The execution of Mumtaz Qadri and now the resignation of the Federal Law Minister have made the power of the TLYR manifest across the nation. The Barelvis after enduring decades of domination seems to be back in the driving seat now. The rise of the TLYR seems to make the newly reformed MMA’s power to be limited to no more than 4 seats.
However, the rise of TLYR seems to be experiencing turbulence. The worst thing for the TLYR right now would be division. And that seems to be happening right after its perceived victory in the Faizabad crackdown. Protesters belonging to the faction under the lead of Dr. Asif Jalali have refused to disperse in parts of Lahore despite the resignation of Law Minister Zahid Hamid and an agreement between the government and protesters in Islamabad.
In order for dialogue with the TTP, the Government and the army had to reach out to the Deobandi Ulema, which led to the balance of religious political force completely shifting in favor of the Deobandis.
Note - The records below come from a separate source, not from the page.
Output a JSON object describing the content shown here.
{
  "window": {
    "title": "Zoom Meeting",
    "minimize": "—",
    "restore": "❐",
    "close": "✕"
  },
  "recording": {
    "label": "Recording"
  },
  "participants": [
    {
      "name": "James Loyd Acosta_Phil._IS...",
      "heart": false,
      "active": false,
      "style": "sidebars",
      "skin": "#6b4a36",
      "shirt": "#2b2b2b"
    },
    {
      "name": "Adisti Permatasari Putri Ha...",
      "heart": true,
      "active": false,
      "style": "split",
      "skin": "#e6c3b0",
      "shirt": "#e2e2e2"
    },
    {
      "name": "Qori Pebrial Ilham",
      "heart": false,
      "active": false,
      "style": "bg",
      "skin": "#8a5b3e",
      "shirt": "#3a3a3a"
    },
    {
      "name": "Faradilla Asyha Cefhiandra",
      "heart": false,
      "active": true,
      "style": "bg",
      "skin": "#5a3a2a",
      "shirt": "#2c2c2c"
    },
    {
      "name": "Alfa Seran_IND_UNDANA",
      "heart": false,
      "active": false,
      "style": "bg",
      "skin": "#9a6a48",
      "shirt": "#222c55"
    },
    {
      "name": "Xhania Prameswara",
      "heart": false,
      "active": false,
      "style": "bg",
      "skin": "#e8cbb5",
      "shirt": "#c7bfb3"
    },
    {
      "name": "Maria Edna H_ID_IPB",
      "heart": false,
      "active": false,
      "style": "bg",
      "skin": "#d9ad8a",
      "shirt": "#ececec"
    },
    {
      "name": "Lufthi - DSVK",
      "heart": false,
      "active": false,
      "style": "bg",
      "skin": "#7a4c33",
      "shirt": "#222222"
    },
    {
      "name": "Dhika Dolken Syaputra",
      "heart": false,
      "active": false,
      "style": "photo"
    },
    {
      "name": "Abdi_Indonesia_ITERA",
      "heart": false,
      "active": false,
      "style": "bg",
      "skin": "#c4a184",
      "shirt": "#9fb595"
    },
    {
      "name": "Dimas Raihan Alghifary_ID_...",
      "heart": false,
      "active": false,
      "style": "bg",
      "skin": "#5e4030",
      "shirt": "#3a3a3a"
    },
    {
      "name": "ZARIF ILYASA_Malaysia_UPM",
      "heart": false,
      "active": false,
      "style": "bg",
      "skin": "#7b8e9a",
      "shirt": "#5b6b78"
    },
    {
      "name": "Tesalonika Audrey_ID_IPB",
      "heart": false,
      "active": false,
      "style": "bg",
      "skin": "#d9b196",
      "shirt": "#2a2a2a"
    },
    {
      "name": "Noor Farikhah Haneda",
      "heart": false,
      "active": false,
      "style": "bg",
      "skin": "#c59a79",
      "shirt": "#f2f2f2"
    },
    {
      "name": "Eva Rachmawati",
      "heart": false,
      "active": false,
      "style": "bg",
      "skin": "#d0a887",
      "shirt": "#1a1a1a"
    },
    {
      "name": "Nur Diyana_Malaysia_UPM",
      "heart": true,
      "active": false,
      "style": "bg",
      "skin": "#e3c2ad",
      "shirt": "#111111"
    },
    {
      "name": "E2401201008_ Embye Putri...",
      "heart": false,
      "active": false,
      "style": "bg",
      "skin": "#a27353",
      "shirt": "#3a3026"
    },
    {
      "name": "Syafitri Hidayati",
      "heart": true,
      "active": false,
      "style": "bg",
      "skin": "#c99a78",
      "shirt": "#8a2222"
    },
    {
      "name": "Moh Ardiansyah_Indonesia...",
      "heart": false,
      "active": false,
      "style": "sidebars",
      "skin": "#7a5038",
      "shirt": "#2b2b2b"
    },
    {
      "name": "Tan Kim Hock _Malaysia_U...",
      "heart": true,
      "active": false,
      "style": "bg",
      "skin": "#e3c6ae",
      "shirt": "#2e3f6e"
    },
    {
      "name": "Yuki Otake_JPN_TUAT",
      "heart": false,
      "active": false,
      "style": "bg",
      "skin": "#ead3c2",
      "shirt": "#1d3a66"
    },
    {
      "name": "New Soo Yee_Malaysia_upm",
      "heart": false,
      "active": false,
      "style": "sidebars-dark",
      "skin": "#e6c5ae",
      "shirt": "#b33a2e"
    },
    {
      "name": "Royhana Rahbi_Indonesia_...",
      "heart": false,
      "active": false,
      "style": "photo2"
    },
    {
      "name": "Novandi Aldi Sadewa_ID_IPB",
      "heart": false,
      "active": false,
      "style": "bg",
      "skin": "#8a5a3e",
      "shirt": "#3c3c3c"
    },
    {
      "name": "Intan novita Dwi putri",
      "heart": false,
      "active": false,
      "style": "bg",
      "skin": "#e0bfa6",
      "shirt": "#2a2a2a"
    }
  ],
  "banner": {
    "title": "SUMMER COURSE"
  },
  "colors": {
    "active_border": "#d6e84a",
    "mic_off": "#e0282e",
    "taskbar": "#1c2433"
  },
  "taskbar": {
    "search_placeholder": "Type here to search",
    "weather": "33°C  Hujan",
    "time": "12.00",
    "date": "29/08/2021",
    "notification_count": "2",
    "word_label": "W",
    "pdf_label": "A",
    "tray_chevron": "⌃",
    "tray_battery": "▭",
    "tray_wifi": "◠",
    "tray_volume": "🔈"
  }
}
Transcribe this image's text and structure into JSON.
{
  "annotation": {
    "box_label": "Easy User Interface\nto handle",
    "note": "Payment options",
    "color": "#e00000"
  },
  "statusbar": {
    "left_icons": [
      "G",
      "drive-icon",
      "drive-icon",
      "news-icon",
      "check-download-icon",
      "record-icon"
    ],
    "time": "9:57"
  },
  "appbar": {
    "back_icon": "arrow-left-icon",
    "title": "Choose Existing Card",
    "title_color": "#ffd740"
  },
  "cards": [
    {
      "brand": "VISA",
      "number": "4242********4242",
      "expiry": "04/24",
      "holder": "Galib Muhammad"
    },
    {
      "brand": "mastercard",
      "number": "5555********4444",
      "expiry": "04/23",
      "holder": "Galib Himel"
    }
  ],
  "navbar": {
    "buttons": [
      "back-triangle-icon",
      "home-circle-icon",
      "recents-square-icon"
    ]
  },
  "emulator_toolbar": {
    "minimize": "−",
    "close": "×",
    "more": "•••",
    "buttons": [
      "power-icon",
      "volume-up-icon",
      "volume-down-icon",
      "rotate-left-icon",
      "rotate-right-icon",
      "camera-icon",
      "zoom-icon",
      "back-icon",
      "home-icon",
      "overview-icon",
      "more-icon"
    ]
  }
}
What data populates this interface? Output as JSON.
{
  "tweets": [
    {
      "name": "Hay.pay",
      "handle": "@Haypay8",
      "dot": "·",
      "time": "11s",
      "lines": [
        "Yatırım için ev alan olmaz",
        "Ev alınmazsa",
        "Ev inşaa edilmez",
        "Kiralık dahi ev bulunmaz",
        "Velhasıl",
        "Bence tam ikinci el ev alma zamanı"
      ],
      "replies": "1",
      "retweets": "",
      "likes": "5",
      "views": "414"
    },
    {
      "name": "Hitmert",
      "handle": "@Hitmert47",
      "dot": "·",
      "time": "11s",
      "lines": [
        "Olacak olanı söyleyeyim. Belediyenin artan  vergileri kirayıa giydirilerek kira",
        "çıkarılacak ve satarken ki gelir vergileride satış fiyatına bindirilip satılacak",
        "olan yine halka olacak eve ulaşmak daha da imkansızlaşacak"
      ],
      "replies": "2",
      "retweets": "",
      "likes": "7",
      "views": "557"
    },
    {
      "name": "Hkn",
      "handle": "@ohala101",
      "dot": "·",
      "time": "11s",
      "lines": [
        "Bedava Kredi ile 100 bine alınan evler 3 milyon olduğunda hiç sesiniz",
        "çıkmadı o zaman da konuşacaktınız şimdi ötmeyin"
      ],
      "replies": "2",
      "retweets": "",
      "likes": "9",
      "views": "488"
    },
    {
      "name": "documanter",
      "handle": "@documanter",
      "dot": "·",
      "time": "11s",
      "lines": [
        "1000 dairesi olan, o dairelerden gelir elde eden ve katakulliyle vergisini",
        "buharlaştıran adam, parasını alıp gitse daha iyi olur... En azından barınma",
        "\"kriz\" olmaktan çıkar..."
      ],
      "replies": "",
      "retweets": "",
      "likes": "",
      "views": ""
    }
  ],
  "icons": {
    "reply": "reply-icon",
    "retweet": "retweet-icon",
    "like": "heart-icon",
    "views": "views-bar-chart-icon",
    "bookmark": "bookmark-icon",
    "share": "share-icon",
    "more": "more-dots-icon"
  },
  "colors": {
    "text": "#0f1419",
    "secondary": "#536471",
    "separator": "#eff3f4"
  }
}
The weeks-long protest at Faizabad Interchange in Islamabad was called off on Monday following the voluntary resignation of Federal Law Minister Zahid Hamid and an agreement signed between the government and protesters. Following the negotiations, the leader of the TLYR, Khadim Hussain Rizvi appealed to protesters across the country to disperse. However, protesters under the guidance of Dr. Asif Jalali have refused to wrap up their sit-in at Lahore’s Faisal Chowk and Shahdara, saying they will not leave until their demands are met.
These protesters, from a different faction of the same religious group, are demanding the resignation of Punjab Law Minister Rana Sanaullah, and have said they will not disperse even after demonstrations across the country began to end, restoring life to normalcy in Rawalpindi, Islamabad, Karachi and other cities. If infighting erupts inside the TLYR or if they are perceived to be weak, this may stop the flow of support and many voters from the group. The new age of religiopolitical politics that is dawning may even end before it ever rises.